Website and app data records:
--- START ---
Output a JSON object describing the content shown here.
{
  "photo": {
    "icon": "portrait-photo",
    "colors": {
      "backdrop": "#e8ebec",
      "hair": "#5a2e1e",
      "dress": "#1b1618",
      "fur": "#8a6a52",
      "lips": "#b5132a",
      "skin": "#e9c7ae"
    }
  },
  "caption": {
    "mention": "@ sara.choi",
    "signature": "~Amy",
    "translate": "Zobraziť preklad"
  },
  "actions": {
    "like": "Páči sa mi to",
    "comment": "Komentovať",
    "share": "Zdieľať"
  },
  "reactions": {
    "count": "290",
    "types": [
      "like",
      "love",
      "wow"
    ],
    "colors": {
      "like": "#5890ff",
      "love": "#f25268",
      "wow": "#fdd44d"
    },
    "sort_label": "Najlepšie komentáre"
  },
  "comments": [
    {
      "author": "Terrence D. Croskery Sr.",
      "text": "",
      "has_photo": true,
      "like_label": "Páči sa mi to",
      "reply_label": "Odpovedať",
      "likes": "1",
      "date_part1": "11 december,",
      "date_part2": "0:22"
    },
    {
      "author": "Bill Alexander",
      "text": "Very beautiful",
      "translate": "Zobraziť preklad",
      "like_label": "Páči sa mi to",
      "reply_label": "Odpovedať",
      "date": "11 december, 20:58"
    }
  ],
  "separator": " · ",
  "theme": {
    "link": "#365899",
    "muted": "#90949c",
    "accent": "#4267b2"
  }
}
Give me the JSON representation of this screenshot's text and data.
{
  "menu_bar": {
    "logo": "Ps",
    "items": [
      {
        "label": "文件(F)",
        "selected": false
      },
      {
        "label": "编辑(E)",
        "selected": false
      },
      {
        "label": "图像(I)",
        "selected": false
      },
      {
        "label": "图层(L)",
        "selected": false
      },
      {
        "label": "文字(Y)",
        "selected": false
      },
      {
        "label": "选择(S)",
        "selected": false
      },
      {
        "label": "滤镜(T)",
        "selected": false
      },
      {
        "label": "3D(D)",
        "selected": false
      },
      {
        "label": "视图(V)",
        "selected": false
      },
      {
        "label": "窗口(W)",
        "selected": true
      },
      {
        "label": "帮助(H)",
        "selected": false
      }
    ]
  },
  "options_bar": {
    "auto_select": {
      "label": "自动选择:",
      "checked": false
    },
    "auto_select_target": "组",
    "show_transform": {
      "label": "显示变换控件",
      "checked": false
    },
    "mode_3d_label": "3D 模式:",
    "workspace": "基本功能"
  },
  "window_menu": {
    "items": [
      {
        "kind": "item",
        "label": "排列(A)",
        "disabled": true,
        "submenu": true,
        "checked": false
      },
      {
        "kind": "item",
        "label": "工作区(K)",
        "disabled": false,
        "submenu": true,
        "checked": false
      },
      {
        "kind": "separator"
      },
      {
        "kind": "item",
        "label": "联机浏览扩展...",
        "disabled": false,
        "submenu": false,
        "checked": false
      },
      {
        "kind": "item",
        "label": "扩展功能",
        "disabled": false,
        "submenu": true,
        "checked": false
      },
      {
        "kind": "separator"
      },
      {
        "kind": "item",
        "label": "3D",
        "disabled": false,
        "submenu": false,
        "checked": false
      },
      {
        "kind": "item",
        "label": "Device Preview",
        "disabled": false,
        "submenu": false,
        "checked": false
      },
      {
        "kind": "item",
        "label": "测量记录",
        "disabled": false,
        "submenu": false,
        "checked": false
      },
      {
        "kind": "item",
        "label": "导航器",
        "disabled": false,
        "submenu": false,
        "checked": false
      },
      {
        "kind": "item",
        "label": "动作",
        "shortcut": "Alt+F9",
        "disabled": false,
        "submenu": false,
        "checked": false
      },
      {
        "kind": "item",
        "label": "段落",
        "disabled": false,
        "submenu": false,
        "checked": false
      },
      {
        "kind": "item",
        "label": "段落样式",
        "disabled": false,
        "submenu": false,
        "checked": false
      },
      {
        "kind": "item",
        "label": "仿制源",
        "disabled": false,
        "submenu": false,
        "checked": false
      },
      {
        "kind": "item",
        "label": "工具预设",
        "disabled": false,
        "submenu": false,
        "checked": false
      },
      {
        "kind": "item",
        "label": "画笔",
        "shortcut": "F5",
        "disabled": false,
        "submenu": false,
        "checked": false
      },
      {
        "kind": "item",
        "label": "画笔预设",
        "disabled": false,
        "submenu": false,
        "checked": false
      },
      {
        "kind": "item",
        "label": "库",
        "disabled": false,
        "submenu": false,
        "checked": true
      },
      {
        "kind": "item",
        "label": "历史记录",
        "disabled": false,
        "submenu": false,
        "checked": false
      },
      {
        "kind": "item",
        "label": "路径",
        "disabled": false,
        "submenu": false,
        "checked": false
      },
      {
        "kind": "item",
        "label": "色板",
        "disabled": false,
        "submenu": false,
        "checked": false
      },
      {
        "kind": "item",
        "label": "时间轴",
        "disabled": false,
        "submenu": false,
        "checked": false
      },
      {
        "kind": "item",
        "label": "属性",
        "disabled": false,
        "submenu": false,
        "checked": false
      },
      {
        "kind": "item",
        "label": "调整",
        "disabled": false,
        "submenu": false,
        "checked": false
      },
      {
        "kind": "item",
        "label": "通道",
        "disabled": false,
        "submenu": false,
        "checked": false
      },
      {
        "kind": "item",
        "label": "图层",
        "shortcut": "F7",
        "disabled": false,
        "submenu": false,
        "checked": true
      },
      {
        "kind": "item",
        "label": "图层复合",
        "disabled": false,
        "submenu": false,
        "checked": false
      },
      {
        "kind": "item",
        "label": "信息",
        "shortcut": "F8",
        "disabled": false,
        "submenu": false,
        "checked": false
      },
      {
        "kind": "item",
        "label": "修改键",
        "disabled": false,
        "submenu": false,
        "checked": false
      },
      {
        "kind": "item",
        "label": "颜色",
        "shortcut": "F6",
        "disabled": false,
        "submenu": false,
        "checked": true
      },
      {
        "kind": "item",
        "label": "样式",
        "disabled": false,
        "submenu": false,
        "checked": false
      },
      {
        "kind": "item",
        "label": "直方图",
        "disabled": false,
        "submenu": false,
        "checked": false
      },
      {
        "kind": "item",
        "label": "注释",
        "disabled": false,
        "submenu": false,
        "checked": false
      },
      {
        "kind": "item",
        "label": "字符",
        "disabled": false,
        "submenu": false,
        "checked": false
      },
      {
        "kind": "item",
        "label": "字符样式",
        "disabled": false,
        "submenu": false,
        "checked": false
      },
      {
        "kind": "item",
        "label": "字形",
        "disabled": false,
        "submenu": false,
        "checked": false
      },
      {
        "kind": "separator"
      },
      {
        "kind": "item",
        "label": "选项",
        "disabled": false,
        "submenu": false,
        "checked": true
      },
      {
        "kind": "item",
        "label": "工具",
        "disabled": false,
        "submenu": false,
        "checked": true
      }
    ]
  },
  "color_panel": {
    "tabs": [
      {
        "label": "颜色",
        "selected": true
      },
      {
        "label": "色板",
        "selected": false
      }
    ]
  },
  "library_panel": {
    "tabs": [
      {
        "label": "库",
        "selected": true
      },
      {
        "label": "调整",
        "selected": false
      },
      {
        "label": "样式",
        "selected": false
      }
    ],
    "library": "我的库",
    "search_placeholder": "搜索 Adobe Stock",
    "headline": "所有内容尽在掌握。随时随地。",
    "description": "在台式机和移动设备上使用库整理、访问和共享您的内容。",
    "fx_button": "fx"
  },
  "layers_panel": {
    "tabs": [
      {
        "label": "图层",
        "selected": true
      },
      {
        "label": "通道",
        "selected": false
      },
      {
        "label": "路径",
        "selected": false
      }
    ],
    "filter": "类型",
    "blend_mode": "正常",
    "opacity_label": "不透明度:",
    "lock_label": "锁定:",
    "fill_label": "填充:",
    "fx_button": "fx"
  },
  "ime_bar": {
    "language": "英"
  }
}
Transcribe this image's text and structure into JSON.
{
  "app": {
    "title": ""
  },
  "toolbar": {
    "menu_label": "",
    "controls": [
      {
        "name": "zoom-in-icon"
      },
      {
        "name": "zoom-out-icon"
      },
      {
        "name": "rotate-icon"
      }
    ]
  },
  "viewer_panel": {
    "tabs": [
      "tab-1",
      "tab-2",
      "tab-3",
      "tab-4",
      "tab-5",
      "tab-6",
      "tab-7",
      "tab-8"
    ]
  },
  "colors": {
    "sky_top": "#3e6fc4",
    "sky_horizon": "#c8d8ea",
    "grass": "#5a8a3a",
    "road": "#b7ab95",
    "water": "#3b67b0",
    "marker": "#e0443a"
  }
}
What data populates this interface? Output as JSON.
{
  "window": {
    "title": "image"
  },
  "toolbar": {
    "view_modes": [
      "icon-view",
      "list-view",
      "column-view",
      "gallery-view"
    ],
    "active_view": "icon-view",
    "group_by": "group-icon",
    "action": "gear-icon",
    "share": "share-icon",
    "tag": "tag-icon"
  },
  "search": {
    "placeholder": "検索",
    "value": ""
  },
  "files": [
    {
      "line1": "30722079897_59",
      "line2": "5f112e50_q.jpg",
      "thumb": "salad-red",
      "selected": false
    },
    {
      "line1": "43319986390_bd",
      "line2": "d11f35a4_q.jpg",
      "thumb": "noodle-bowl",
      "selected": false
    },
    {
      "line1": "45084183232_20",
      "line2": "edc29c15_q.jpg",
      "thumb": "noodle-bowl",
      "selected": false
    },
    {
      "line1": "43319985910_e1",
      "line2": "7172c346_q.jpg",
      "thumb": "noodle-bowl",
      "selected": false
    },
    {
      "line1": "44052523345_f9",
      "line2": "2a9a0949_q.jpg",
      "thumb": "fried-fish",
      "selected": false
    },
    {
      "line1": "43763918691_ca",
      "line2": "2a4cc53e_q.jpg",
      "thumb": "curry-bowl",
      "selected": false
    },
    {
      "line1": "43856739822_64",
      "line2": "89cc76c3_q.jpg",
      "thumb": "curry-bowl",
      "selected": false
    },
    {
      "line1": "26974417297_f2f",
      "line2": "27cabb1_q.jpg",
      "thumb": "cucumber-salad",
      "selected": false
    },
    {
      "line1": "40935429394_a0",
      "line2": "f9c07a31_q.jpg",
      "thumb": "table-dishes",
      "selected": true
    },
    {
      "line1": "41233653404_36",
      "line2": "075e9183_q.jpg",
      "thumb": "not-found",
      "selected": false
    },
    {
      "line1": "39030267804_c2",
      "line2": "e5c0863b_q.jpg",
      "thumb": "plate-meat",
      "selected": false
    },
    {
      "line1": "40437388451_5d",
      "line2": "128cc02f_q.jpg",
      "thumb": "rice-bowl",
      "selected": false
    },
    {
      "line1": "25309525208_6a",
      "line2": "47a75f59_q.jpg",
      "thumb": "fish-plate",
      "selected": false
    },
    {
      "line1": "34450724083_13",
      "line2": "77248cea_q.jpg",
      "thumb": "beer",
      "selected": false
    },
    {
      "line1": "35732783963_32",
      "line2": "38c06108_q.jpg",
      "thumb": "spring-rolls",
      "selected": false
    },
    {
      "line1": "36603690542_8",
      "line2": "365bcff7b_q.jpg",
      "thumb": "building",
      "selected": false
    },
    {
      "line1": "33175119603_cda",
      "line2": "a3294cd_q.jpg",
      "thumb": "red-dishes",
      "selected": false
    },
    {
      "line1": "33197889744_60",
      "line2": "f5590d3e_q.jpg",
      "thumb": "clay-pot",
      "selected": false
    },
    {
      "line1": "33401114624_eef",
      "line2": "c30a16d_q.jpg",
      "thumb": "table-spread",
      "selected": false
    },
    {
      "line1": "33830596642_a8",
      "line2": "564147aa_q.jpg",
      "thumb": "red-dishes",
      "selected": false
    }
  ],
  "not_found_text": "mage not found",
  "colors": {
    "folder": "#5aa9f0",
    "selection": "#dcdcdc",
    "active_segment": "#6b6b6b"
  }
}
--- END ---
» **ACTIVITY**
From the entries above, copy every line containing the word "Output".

» **EXERCISE RESULT**
Output a JSON object describing the content shown here.
What data populates this interface? Output as JSON.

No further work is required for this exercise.